Scientific Tracks Abstracts: J Mol Biomark Diagn
N eutralizing antibodies against viruses represent a major mechanism of host protection against viral infections. Most if not all marketed vaccines elicit neutralizing antibodies. Currently, neutralizing anti-viral therapeutic monoclonal antibodies are being developed for the treatment and/or the prevention of viral diseases. Standard neutralization assays to assess the viral neutralization activities of antibodies have historically been functional plaque assays. Plaque assays are time-consuming, labor- intensive and challenging to implement in clinical studies especially those involving a large number of patients. Here we described the development and implementation of fast and robust Fluorescent Foci (FFA)-based microneutralization (MN) assays. These assays, using viruses expressing enhanced green fluorescence protein (EGFP), allow for higher throughput, better precision, and shorter assay turn-around time making them suitable for use in large clinical studies. We will first describe the establishment of a novel FFA-based MN assay to detect and quantify neutralizing antibodies against EBV. This assay uses EBV-GFP and an engineered epithelial cell line. All assay conditions impacting assay performance were optimized and the assay was automated using liquid handling and high-content imaging systems. The robustness and precision of the optimized assay were demonstrated using serum samples from mice, rabbits and humans (n > 600). In addition, a companion EBV-specific IgG ELISA assay was developed. Significant correlation (r2 = 0.89) between both assays was demonstrated using 358 rabbit serum samples. A MN assay was similarly developed for Respiratory Syncytial virus (RSV) to support the development of MedImmune?s anti-RSV therapeutic mAbs and RSV vaccine candidates. The 2-year assay control trending of RSV MN assay will be presented to demonstrate the robustness and precision of this assay
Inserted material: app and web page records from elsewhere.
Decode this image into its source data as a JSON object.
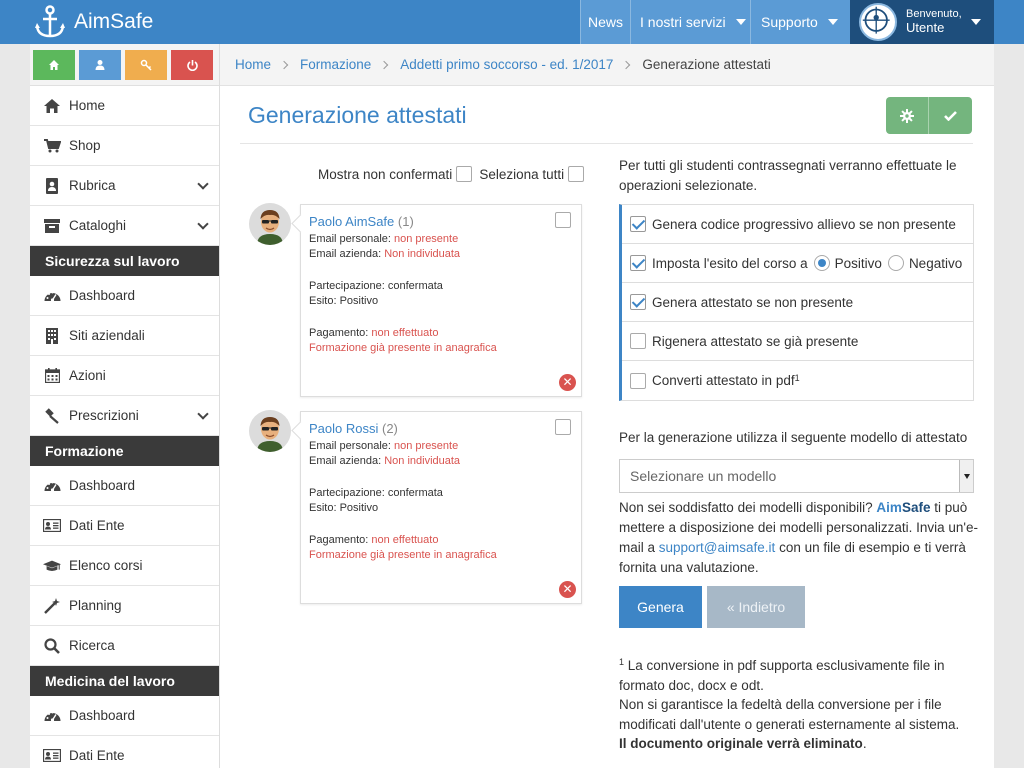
{
  "brand": {
    "name": "AimSafe"
  },
  "topnav": {
    "news": "News",
    "servizi": "I nostri servizi",
    "supporto": "Supporto",
    "welcome": "Benvenuto,",
    "user": "Utente"
  },
  "quick_actions": [
    {
      "icon": "home-icon",
      "color": "#5cb85c"
    },
    {
      "icon": "user-icon",
      "color": "#5b9bd5"
    },
    {
      "icon": "key-icon",
      "color": "#f0ad4e"
    },
    {
      "icon": "power-icon",
      "color": "#d9534f"
    }
  ],
  "sidebar": {
    "top_items": [
      "Home",
      "Shop",
      "Rubrica",
      "Cataloghi"
    ],
    "sections": [
      {
        "title": "Sicurezza sul lavoro",
        "items": [
          "Dashboard",
          "Siti aziendali",
          "Azioni",
          "Prescrizioni"
        ]
      },
      {
        "title": "Formazione",
        "items": [
          "Dashboard",
          "Dati Ente",
          "Elenco corsi",
          "Planning",
          "Ricerca"
        ]
      },
      {
        "title": "Medicina del lavoro",
        "items": [
          "Dashboard",
          "Dati Ente"
        ]
      }
    ]
  },
  "breadcrumb": [
    "Home",
    "Formazione",
    "Addetti primo soccorso - ed. 1/2017",
    "Generazione attestati"
  ],
  "page_title": "Generazione attestati",
  "filters": {
    "show_unconfirmed": "Mostra non confermati",
    "select_all": "Seleziona tutti"
  },
  "students": [
    {
      "name": "Paolo AimSafe",
      "num": "(1)",
      "email_personal_label": "Email personale:",
      "email_personal": "non presente",
      "email_company_label": "Email azienda:",
      "email_company": "Non individuata",
      "participation": "Partecipazione: confermata",
      "outcome": "Esito: Positivo",
      "payment_label": "Pagamento:",
      "payment": "non effettuato",
      "note": "Formazione già presente in anagrafica"
    },
    {
      "name": "Paolo Rossi",
      "num": "(2)",
      "email_personal_label": "Email personale:",
      "email_personal": "non presente",
      "email_company_label": "Email azienda:",
      "email_company": "Non individuata",
      "participation": "Partecipazione: confermata",
      "outcome": "Esito: Positivo",
      "payment_label": "Pagamento:",
      "payment": "non effettuato",
      "note": "Formazione già presente in anagrafica"
    }
  ],
  "intro": "Per tutti gli studenti contrassegnati verranno effettuate le operazioni selezionate.",
  "options": {
    "opt1": "Genera codice progressivo allievo se non presente",
    "opt2": "Imposta l'esito del corso a",
    "positivo": "Positivo",
    "negativo": "Negativo",
    "opt3": "Genera attestato se non presente",
    "opt4": "Rigenera attestato se già presente",
    "opt5": "Converti attestato in pdf",
    "opt5_sup": "1"
  },
  "model": {
    "label": "Per la generazione utilizza il seguente modello di attestato",
    "placeholder": "Selezionare un modello"
  },
  "help": {
    "pre": "Non sei soddisfatto dei modelli disponibili?",
    "aim": "Aim",
    "safe": "Safe",
    "mid": "ti può mettere a disposizione dei modelli personalizzati. Invia un'e-mail a",
    "email": "support@aimsafe.it",
    "post": "con un file di esempio e ti verrà fornita una valutazione."
  },
  "buttons": {
    "genera": "Genera",
    "indietro": "« Indietro"
  },
  "footnote": {
    "sup": "1",
    "line1": "La conversione in pdf supporta esclusivamente file in formato doc, docx e odt.",
    "line2": "Non si garantisce la fedeltà della conversione per i file modificati dall'utente o generati esternamente al sistema.",
    "line3": "Il documento originale verrà eliminato"
  }
}
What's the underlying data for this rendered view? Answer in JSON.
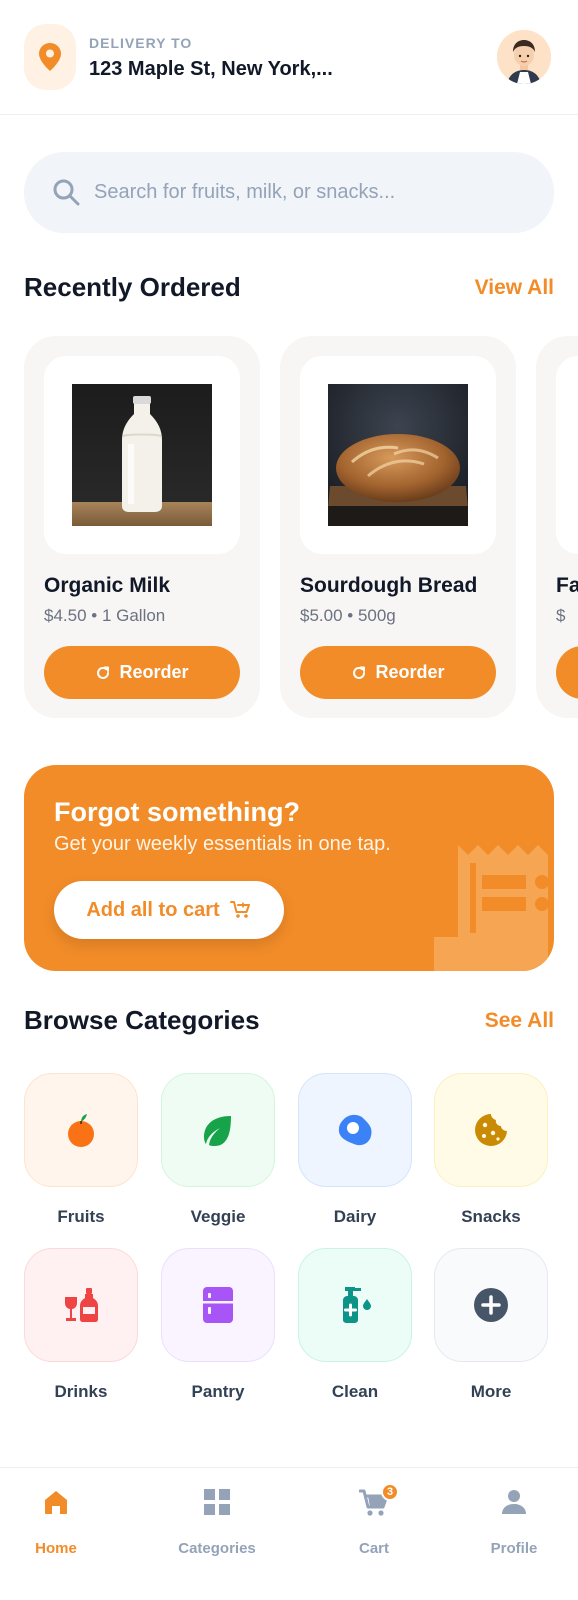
{
  "header": {
    "delivery_label": "DELIVERY TO",
    "address": "123 Maple St, New York,...",
    "avatar_icon": "user-avatar",
    "pin_icon": "map-pin-icon"
  },
  "search": {
    "placeholder": "Search for fruits, milk, or snacks...",
    "value": ""
  },
  "recent": {
    "title": "Recently Ordered",
    "link": "View All",
    "items": [
      {
        "name": "Organic Milk",
        "meta": "$4.50 • 1 Gallon",
        "button": "Reorder"
      },
      {
        "name": "Sourdough Bread",
        "meta": "$5.00 • 500g",
        "button": "Reorder"
      },
      {
        "name": "Fa",
        "meta": "$",
        "button": ""
      }
    ]
  },
  "promo": {
    "title": "Forgot something?",
    "subtitle": "Get your weekly essentials in one tap.",
    "button": "Add all to cart"
  },
  "categories": {
    "title": "Browse Categories",
    "link": "See All",
    "items": [
      {
        "label": "Fruits",
        "icon": "fruit-icon"
      },
      {
        "label": "Veggie",
        "icon": "leaf-icon"
      },
      {
        "label": "Dairy",
        "icon": "egg-icon"
      },
      {
        "label": "Snacks",
        "icon": "cookie-icon"
      },
      {
        "label": "Drinks",
        "icon": "drinks-icon"
      },
      {
        "label": "Pantry",
        "icon": "pantry-icon"
      },
      {
        "label": "Clean",
        "icon": "soap-icon"
      },
      {
        "label": "More",
        "icon": "plus-circle-icon"
      }
    ]
  },
  "nav": {
    "items": [
      {
        "label": "Home",
        "icon": "home-icon",
        "active": true
      },
      {
        "label": "Categories",
        "icon": "grid-icon",
        "active": false
      },
      {
        "label": "Cart",
        "icon": "cart-icon",
        "active": false,
        "badge": "3"
      },
      {
        "label": "Profile",
        "icon": "user-icon",
        "active": false
      }
    ]
  },
  "colors": {
    "accent": "#f28c28",
    "text": "#111827",
    "muted": "#94a3b8"
  }
}
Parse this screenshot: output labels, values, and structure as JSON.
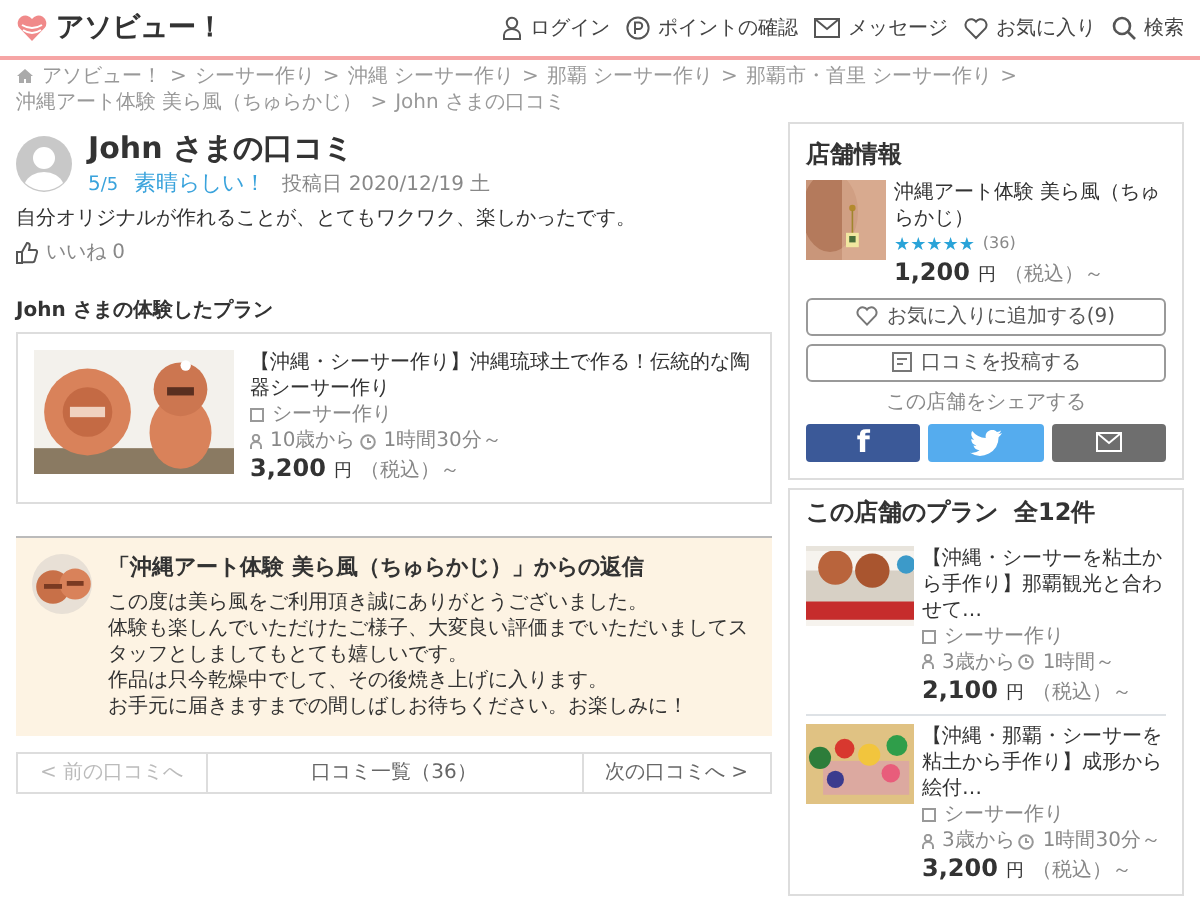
{
  "header": {
    "logo": "アソビュー！",
    "nav": [
      {
        "label": "ログイン"
      },
      {
        "label": "ポイントの確認"
      },
      {
        "label": "メッセージ"
      },
      {
        "label": "お気に入り"
      },
      {
        "label": "検索"
      }
    ]
  },
  "breadcrumb": {
    "separator": ">",
    "items": [
      "アソビュー！",
      "シーサー作り",
      "沖縄 シーサー作り",
      "那覇 シーサー作り",
      "那覇市・首里 シーサー作り",
      "沖縄アート体験 美ら風（ちゅらかじ）",
      "John さまの口コミ"
    ]
  },
  "review": {
    "title": "John さまの口コミ",
    "score": "5",
    "score_max": "/5",
    "verdict": "素晴らしい！",
    "posted": "投稿日 2020/12/19 土",
    "comment": "自分オリジナルが作れることが、とてもワクワク、楽しかったです。",
    "like": "いいね 0"
  },
  "plan": {
    "heading": "John さまの体験したプラン",
    "title": "【沖縄・シーサー作り】沖縄琉球土で作る！伝統的な陶器シーサー作り",
    "category": "シーサー作り",
    "age": "10歳から",
    "duration": "1時間30分～",
    "price": "3,200",
    "unit": "円",
    "tax": "（税込）～"
  },
  "reply": {
    "title": "「沖縄アート体験 美ら風（ちゅらかじ）」からの返信",
    "lines": [
      "この度は美ら風をご利用頂き誠にありがとうございました。",
      "体験も楽しんでいただけたご様子、大変良い評価までいただいましてスタッフとしましてもとても嬉しいです。",
      "作品は只今乾燥中でして、その後焼き上げに入ります。",
      "お手元に届きますまでの間しばしお待ちください。お楽しみに！"
    ]
  },
  "pager": [
    {
      "label": "< 前の口コミへ",
      "disabled": true
    },
    {
      "label": "口コミ一覧（36）",
      "disabled": false
    },
    {
      "label": "次の口コミへ >",
      "disabled": false
    }
  ],
  "shop": {
    "heading": "店舗情報",
    "name": "沖縄アート体験 美ら風（ちゅらかじ）",
    "stars": 5,
    "reviews": "(36)",
    "price": "1,200",
    "unit": "円",
    "tax": "（税込）～",
    "favorite": "お気に入りに追加する(9)",
    "post": "口コミを投稿する",
    "share_label": "この店舗をシェアする",
    "share": [
      {
        "kind": "facebook",
        "label": "f"
      },
      {
        "kind": "twitter"
      },
      {
        "kind": "mail"
      }
    ]
  },
  "shop_plans": {
    "heading": "この店舗のプラン",
    "count": "全12件",
    "items": [
      {
        "title": "【沖縄・シーサーを粘土から手作り】那覇観光と合わせて…",
        "category": "シーサー作り",
        "age": "3歳から",
        "duration": "1時間～",
        "price": "2,100",
        "unit": "円",
        "tax": "（税込）～"
      },
      {
        "title": "【沖縄・那覇・シーサーを粘土から手作り】成形から絵付…",
        "category": "シーサー作り",
        "age": "3歳から",
        "duration": "1時間30分～",
        "price": "3,200",
        "unit": "円",
        "tax": "（税込）～"
      }
    ]
  }
}
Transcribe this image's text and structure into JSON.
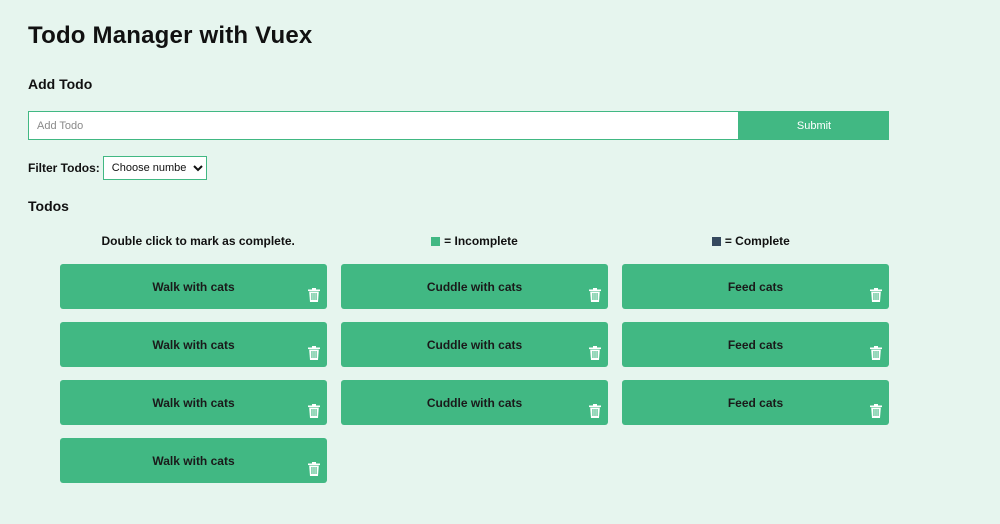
{
  "header": {
    "title": "Todo Manager with Vuex"
  },
  "add_todo": {
    "title": "Add Todo",
    "input_placeholder": "Add Todo",
    "input_value": "",
    "submit_label": "Submit"
  },
  "filter": {
    "label": "Filter Todos:",
    "selected": "Choose number"
  },
  "todos_section": {
    "title": "Todos",
    "hint": "Double click to mark as complete.",
    "legend": [
      {
        "label": "= Incomplete",
        "color": "#41b883"
      },
      {
        "label": "= Complete",
        "color": "#35495e"
      }
    ]
  },
  "colors": {
    "background": "#e6f5ee",
    "accent": "#41b883",
    "complete": "#35495e"
  },
  "todos": [
    {
      "title": "Walk with cats",
      "completed": false,
      "icon": "trash-icon"
    },
    {
      "title": "Cuddle with cats",
      "completed": false,
      "icon": "trash-icon"
    },
    {
      "title": "Feed cats",
      "completed": false,
      "icon": "trash-icon"
    },
    {
      "title": "Walk with cats",
      "completed": false,
      "icon": "trash-icon"
    },
    {
      "title": "Cuddle with cats",
      "completed": false,
      "icon": "trash-icon"
    },
    {
      "title": "Feed cats",
      "completed": false,
      "icon": "trash-icon"
    },
    {
      "title": "Walk with cats",
      "completed": false,
      "icon": "trash-icon"
    },
    {
      "title": "Cuddle with cats",
      "completed": false,
      "icon": "trash-icon"
    },
    {
      "title": "Feed cats",
      "completed": false,
      "icon": "trash-icon"
    },
    {
      "title": "Walk with cats",
      "completed": false,
      "icon": "trash-icon"
    }
  ]
}
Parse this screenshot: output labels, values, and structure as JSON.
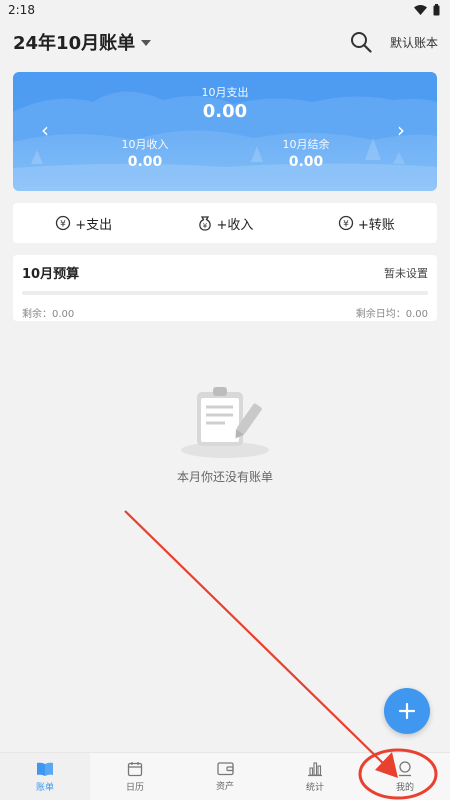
{
  "status": {
    "time": "2:18",
    "icons": [
      "wifi-icon",
      "battery-icon"
    ]
  },
  "header": {
    "title": "24年10月账单",
    "default_book": "默认账本"
  },
  "summary": {
    "expense_label": "10月支出",
    "expense_value": "0.00",
    "income_label": "10月收入",
    "income_value": "0.00",
    "balance_label": "10月结余",
    "balance_value": "0.00"
  },
  "actions": {
    "expense": "+支出",
    "income": "+收入",
    "transfer": "+转账"
  },
  "budget": {
    "title": "10月预算",
    "setting": "暂未设置",
    "remaining": "剩余：0.00",
    "daily": "剩余日均：0.00",
    "progress": 0
  },
  "empty": {
    "text": "本月你还没有账单"
  },
  "tabs": {
    "bills": "账单",
    "calendar": "日历",
    "assets": "资产",
    "stats": "统计",
    "mine": "我的"
  },
  "colors": {
    "accent": "#3f97f0",
    "card_top": "#4d9bf2",
    "annotation": "#e8412f"
  }
}
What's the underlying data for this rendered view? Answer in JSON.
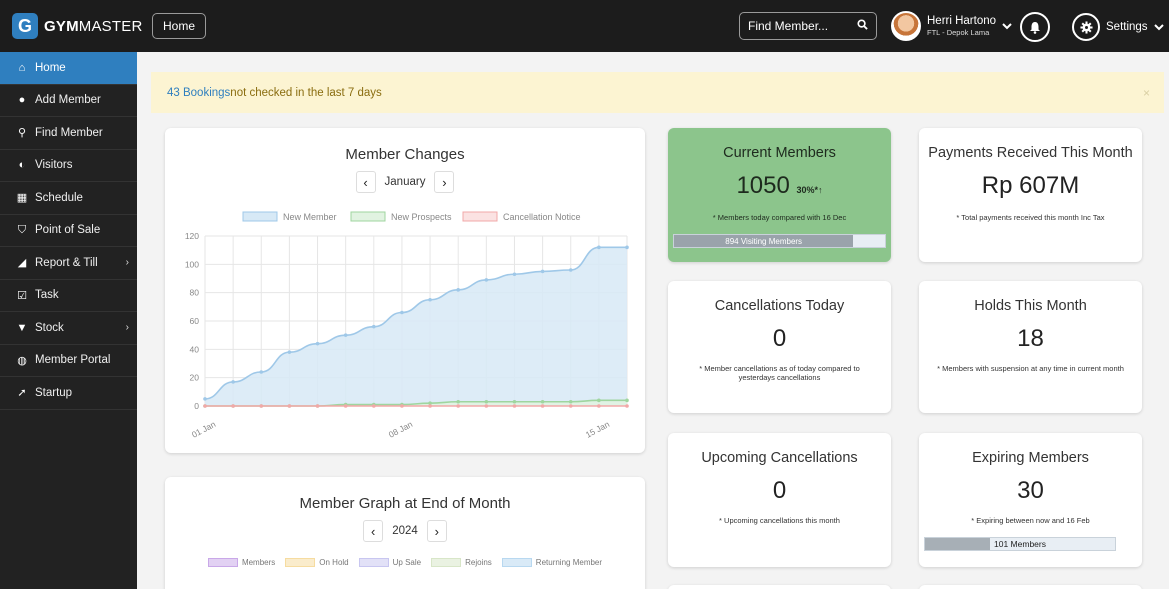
{
  "header": {
    "logo_letter": "G",
    "logo_bold": "GYM",
    "logo_rest": "MASTER",
    "home_label": "Home",
    "find_placeholder": "Find Member...",
    "user_name": "Herri Hartono",
    "user_sub": "FTL - Depok Lama",
    "settings_label": "Settings"
  },
  "sidebar": {
    "items": [
      {
        "label": "Home",
        "icon": "home-icon",
        "active": true
      },
      {
        "label": "Add Member",
        "icon": "user-icon"
      },
      {
        "label": "Find Member",
        "icon": "search-icon"
      },
      {
        "label": "Visitors",
        "icon": "visitor-icon"
      },
      {
        "label": "Schedule",
        "icon": "calendar-icon"
      },
      {
        "label": "Point of Sale",
        "icon": "cart-icon"
      },
      {
        "label": "Report & Till",
        "icon": "chart-icon",
        "arrow": true
      },
      {
        "label": "Task",
        "icon": "task-icon"
      },
      {
        "label": "Stock",
        "icon": "shirt-icon",
        "arrow": true
      },
      {
        "label": "Member Portal",
        "icon": "globe-icon"
      },
      {
        "label": "Startup",
        "icon": "rocket-icon"
      }
    ]
  },
  "alert": {
    "count": "43 Bookings",
    "text": " not checked in the last 7 days",
    "close": "×"
  },
  "member_changes": {
    "title": "Member Changes",
    "period": "January",
    "prev": "‹",
    "next": "›"
  },
  "member_graph": {
    "title": "Member Graph at End of Month",
    "period": "2024",
    "prev": "‹",
    "next": "›",
    "legend": [
      {
        "label": "Members",
        "color": "#c9a8e8"
      },
      {
        "label": "On Hold",
        "color": "#f6dca0"
      },
      {
        "label": "Up Sale",
        "color": "#c8c6f0"
      },
      {
        "label": "Rejoins",
        "color": "#d8e6c8"
      },
      {
        "label": "Returning Member",
        "color": "#b8d8f0"
      }
    ]
  },
  "stats": {
    "current_members": {
      "title": "Current Members",
      "value": "1050",
      "pct": "30%*↑",
      "note": "* Members today compared with 16 Dec",
      "bar_label": "894 Visiting Members",
      "bar_fraction": 0.85
    },
    "payments": {
      "title": "Payments Received This Month",
      "value": "Rp 607M",
      "note": "* Total payments received this month Inc Tax"
    },
    "cancellations_today": {
      "title": "Cancellations Today",
      "value": "0",
      "note": "* Member cancellations as of today compared to yesterdays cancellations"
    },
    "holds": {
      "title": "Holds This Month",
      "value": "18",
      "note": "* Members with suspension at any time in current month"
    },
    "upcoming": {
      "title": "Upcoming Cancellations",
      "value": "0",
      "note": "* Upcoming cancellations this month"
    },
    "expiring": {
      "title": "Expiring Members",
      "value": "30",
      "note": "* Expiring between now and 16 Feb",
      "bar_label": "101 Members",
      "bar_fraction": 0.34
    }
  },
  "chart_data": {
    "type": "area",
    "x": [
      "01 Jan",
      "02 Jan",
      "03 Jan",
      "04 Jan",
      "05 Jan",
      "06 Jan",
      "07 Jan",
      "08 Jan",
      "09 Jan",
      "10 Jan",
      "11 Jan",
      "12 Jan",
      "13 Jan",
      "14 Jan",
      "15 Jan",
      "16 Jan"
    ],
    "x_tick_labels": [
      "01 Jan",
      "08 Jan",
      "15 Jan"
    ],
    "ylim": [
      0,
      120
    ],
    "y_ticks": [
      0,
      20,
      40,
      60,
      80,
      100,
      120
    ],
    "grid": true,
    "legend_position": "top",
    "series": [
      {
        "name": "New Member",
        "color": "#9fc8e8",
        "fill": "#d7e9f6",
        "values": [
          5,
          17,
          24,
          38,
          44,
          50,
          56,
          66,
          75,
          82,
          89,
          93,
          95,
          96,
          112,
          112
        ]
      },
      {
        "name": "New Prospects",
        "color": "#9fd59f",
        "fill": "#e1f3e1",
        "values": [
          0,
          0,
          0,
          0,
          0,
          1,
          1,
          1,
          2,
          3,
          3,
          3,
          3,
          3,
          4,
          4
        ]
      },
      {
        "name": "Cancellation Notice",
        "color": "#f2a8a8",
        "fill": "#fbe2e2",
        "values": [
          0,
          0,
          0,
          0,
          0,
          0,
          0,
          0,
          0,
          0,
          0,
          0,
          0,
          0,
          0,
          0
        ]
      }
    ]
  }
}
Rui Lin received his Ph.D. from Cornell University. He completed his postdoc work in UC San Francisco and Genentech. His past work included signal transduction and anti-angiogenesis research, drug discovery and biomarker studies. He is currently a Scientist in Translational Medicine at MedImmune working on vaccine and monoclonal therapeutic antibodies.